▶ [Supplied entries]
■ ■ ■
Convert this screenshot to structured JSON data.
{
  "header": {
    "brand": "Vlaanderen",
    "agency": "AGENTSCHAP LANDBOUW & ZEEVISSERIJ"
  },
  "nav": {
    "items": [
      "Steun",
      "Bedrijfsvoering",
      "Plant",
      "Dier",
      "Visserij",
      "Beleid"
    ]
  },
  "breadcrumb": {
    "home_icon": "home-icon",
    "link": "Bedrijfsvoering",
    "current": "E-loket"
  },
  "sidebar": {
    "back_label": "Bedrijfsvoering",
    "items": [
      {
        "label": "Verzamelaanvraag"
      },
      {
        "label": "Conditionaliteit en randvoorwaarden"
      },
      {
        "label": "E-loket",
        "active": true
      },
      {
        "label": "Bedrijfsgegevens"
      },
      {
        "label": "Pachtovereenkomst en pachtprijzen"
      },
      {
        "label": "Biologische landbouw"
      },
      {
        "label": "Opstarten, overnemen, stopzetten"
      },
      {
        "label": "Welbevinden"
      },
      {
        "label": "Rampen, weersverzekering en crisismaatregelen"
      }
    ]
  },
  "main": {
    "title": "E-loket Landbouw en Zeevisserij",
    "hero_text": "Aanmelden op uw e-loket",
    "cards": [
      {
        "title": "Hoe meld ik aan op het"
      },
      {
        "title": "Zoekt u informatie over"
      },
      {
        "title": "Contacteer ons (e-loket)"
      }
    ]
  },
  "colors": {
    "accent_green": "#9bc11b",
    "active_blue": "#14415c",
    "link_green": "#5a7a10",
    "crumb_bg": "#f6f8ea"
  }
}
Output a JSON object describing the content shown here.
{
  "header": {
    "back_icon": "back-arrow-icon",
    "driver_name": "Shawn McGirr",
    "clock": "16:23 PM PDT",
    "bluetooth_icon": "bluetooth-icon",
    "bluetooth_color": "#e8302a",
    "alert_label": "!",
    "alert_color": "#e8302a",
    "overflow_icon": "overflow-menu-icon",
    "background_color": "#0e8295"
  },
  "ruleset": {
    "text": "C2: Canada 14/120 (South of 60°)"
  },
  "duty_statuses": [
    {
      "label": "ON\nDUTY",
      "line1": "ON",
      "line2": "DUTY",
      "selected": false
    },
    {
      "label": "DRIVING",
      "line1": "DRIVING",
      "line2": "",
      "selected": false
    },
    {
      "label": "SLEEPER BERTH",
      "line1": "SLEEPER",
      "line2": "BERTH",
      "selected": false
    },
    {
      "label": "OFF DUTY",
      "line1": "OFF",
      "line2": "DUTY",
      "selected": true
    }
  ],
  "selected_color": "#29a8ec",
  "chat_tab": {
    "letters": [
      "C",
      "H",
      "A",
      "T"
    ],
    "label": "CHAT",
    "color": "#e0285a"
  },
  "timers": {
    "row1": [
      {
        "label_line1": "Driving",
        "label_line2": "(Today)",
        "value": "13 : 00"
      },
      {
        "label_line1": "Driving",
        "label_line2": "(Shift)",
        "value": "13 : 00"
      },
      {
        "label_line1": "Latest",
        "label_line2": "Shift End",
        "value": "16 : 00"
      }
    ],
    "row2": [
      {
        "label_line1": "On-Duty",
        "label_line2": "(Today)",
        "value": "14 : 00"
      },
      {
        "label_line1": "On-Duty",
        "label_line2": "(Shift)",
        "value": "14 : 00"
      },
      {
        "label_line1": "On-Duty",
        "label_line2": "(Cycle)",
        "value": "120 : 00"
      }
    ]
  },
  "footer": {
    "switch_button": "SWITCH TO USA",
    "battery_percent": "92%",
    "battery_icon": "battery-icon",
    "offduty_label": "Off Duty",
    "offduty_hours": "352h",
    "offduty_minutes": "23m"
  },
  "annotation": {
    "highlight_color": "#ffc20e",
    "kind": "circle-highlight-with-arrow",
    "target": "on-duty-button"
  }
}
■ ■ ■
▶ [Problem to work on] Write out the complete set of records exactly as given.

▶ [Answer box]
Convert this screenshot to structured JSON data.
{
  "header": {
    "brand": "Vlaanderen",
    "agency": "AGENTSCHAP LANDBOUW & ZEEVISSERIJ"
  },
  "nav": {
    "items": [
      "Steun",
      "Bedrijfsvoering",
      "Plant",
      "Dier",
      "Visserij",
      "Beleid"
    ]
  },
  "breadcrumb": {
    "home_icon": "home-icon",
    "link": "Bedrijfsvoering",
    "current": "E-loket"
  },
  "sidebar": {
    "back_label": "Bedrijfsvoering",
    "items": [
      {
        "label": "Verzamelaanvraag"
      },
      {
        "label": "Conditionaliteit en randvoorwaarden"
      },
      {
        "label": "E-loket",
        "active": true
      },
      {
        "label": "Bedrijfsgegevens"
      },
      {
        "label": "Pachtovereenkomst en pachtprijzen"
      },
      {
        "label": "Biologische landbouw"
      },
      {
        "label": "Opstarten, overnemen, stopzetten"
      },
      {
        "label": "Welbevinden"
      },
      {
        "label": "Rampen, weersverzekering en crisismaatregelen"
      }
    ]
  },
  "main": {
    "title": "E-loket Landbouw en Zeevisserij",
    "hero_text": "Aanmelden op uw e-loket",
    "cards": [
      {
        "title": "Hoe meld ik aan op het"
      },
      {
        "title": "Zoekt u informatie over"
      },
      {
        "title": "Contacteer ons (e-loket)"
      }
    ]
  },
  "colors": {
    "accent_green": "#9bc11b",
    "active_blue": "#14415c",
    "link_green": "#5a7a10",
    "crumb_bg": "#f6f8ea"
  }
}
Output a JSON object describing the content shown here.
{
  "header": {
    "back_icon": "back-arrow-icon",
    "driver_name": "Shawn McGirr",
    "clock": "16:23 PM PDT",
    "bluetooth_icon": "bluetooth-icon",
    "bluetooth_color": "#e8302a",
    "alert_label": "!",
    "alert_color": "#e8302a",
    "overflow_icon": "overflow-menu-icon",
    "background_color": "#0e8295"
  },
  "ruleset": {
    "text": "C2: Canada 14/120 (South of 60°)"
  },
  "duty_statuses": [
    {
      "label": "ON\nDUTY",
      "line1": "ON",
      "line2": "DUTY",
      "selected": false
    },
    {
      "label": "DRIVING",
      "line1": "DRIVING",
      "line2": "",
      "selected": false
    },
    {
      "label": "SLEEPER BERTH",
      "line1": "SLEEPER",
      "line2": "BERTH",
      "selected": false
    },
    {
      "label": "OFF DUTY",
      "line1": "OFF",
      "line2": "DUTY",
      "selected": true
    }
  ],
  "selected_color": "#29a8ec",
  "chat_tab": {
    "letters": [
      "C",
      "H",
      "A",
      "T"
    ],
    "label": "CHAT",
    "color": "#e0285a"
  },
  "timers": {
    "row1": [
      {
        "label_line1": "Driving",
        "label_line2": "(Today)",
        "value": "13 : 00"
      },
      {
        "label_line1": "Driving",
        "label_line2": "(Shift)",
        "value": "13 : 00"
      },
      {
        "label_line1": "Latest",
        "label_line2": "Shift End",
        "value": "16 : 00"
      }
    ],
    "row2": [
      {
        "label_line1": "On-Duty",
        "label_line2": "(Today)",
        "value": "14 : 00"
      },
      {
        "label_line1": "On-Duty",
        "label_line2": "(Shift)",
        "value": "14 : 00"
      },
      {
        "label_line1": "On-Duty",
        "label_line2": "(Cycle)",
        "value": "120 : 00"
      }
    ]
  },
  "footer": {
    "switch_button": "SWITCH TO USA",
    "battery_percent": "92%",
    "battery_icon": "battery-icon",
    "offduty_label": "Off Duty",
    "offduty_hours": "352h",
    "offduty_minutes": "23m"
  },
  "annotation": {
    "highlight_color": "#ffc20e",
    "kind": "circle-highlight-with-arrow",
    "target": "on-duty-button"
  }
}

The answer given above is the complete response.